KW: The Flex Alexander question: How do you get through the tough times?
NS: Day by day.
KW: The Judyth Piazza question: What key quality do you believe all successful people share?
NS: Hard work and luck. It’s both. You won’t find someone who’s successful who didn’t have a bit of both.
KW: Dante Lee, author of "Black Business Secrets,” asks: What was the best business decision you ever made, and what was the worst?
NS: My best was to hire my agent. My worst was to start my own business fresh out of college when I had no money and no experience. That was a whopper.

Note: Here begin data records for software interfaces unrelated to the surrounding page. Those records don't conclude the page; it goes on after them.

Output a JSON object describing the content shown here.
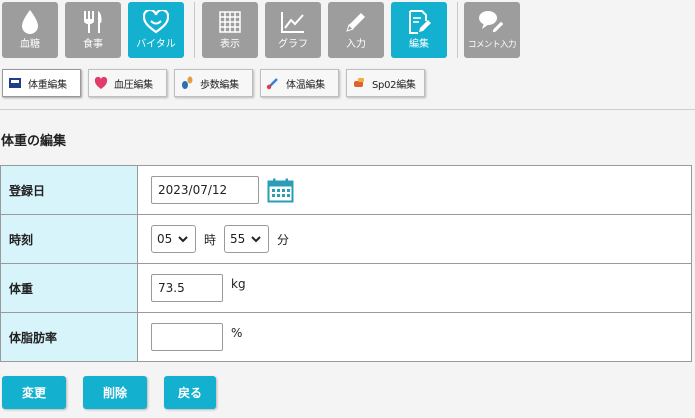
{
  "topnav": {
    "items": [
      {
        "label": "血糖",
        "icon": "drop-icon"
      },
      {
        "label": "食事",
        "icon": "fork-knife-icon"
      },
      {
        "label": "バイタル",
        "icon": "heart-smile-icon",
        "active": true
      },
      {
        "label": "表示",
        "icon": "grid-icon"
      },
      {
        "label": "グラフ",
        "icon": "chart-icon"
      },
      {
        "label": "入力",
        "icon": "pencil-icon"
      },
      {
        "label": "編集",
        "icon": "edit-doc-icon",
        "active": true
      },
      {
        "label": "コメント入力",
        "icon": "comment-pencil-icon"
      }
    ]
  },
  "subtabs": [
    {
      "label": "体重編集",
      "icon": "weight-scale-icon",
      "active": true
    },
    {
      "label": "血圧編集",
      "icon": "heart-monitor-icon"
    },
    {
      "label": "歩数編集",
      "icon": "footprint-icon"
    },
    {
      "label": "体温編集",
      "icon": "thermometer-icon"
    },
    {
      "label": "Sp02編集",
      "icon": "oximeter-icon"
    }
  ],
  "section_title": "体重の編集",
  "form": {
    "date_label": "登録日",
    "date_value": "2023/07/12",
    "time_label": "時刻",
    "hour_value": "05",
    "hour_unit": "時",
    "minute_value": "55",
    "minute_unit": "分",
    "weight_label": "体重",
    "weight_value": "73.5",
    "weight_unit": "kg",
    "fat_label": "体脂肪率",
    "fat_value": "",
    "fat_unit": "%"
  },
  "actions": {
    "update": "変更",
    "delete": "削除",
    "back": "戻る"
  },
  "colors": {
    "accent": "#13b1cf",
    "nav_inactive": "#9d9d9d",
    "label_cell": "#d7f4fb",
    "calendar": "#2a9db8"
  }
}
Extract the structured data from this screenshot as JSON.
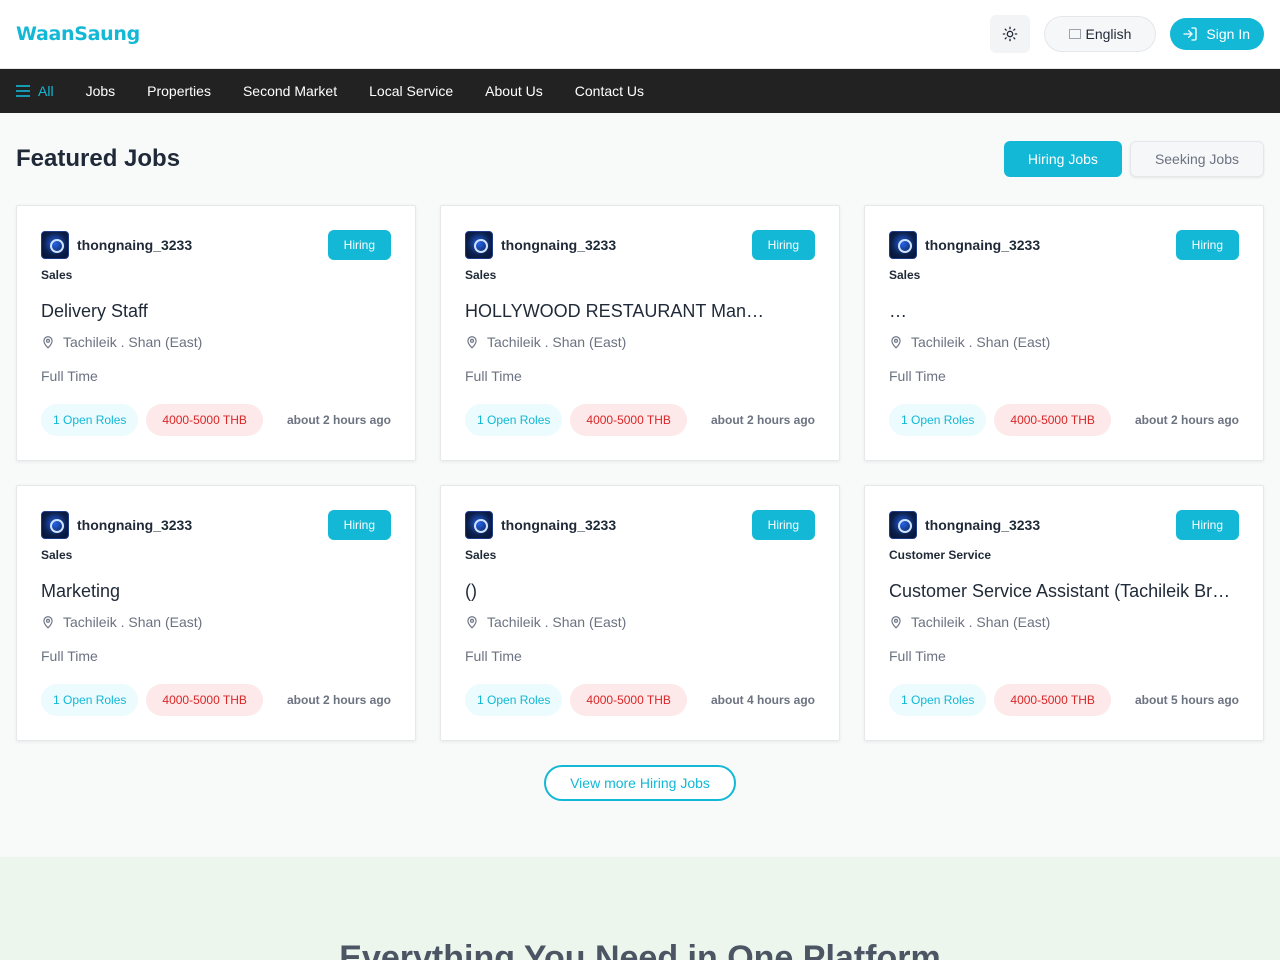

The credit card debt was quite inconvenient.
KW: Attorney Bernadette Beekman asks: What is your favorite charity?
NS: The Nicholas Sparks Foundation which does a lot to support a specific branch of disabled vets with prosthetic limbs and assistance dogs. It’s also involved in a number of education projects.
KW: The Sanaa Lathan question: What excites you?
NS: Finishing a novel.
KW: What is your guiltiest pleasure?
NS: Watching The Real Housewives of Beverly Hills and Orange County with my wife.
KW: The Tasha Smith question: Are you ever afraid?
KW: The Columbus Short question: Are you happy?
KW: The Teri Emerson question: When was the last time you had a good laugh?
NS: Last night, on the plane.
KW: What advice do you have for anyone who wants to follow in your footsteps?
NS: Read a lot with an eye toward learning what authors do well, and what they don’t do well.
KW: The Tavis Smiley question: How do you want to be remembered?
NS: I’d like to be remembered as a good dad and as a good husband, and as a writer of novels that people really enjoyed.
KW: Thanks again for the time, Nicholas and best of luck with The Lucky One.
NS: Thank you, Kam.
Monday, April 9, 2012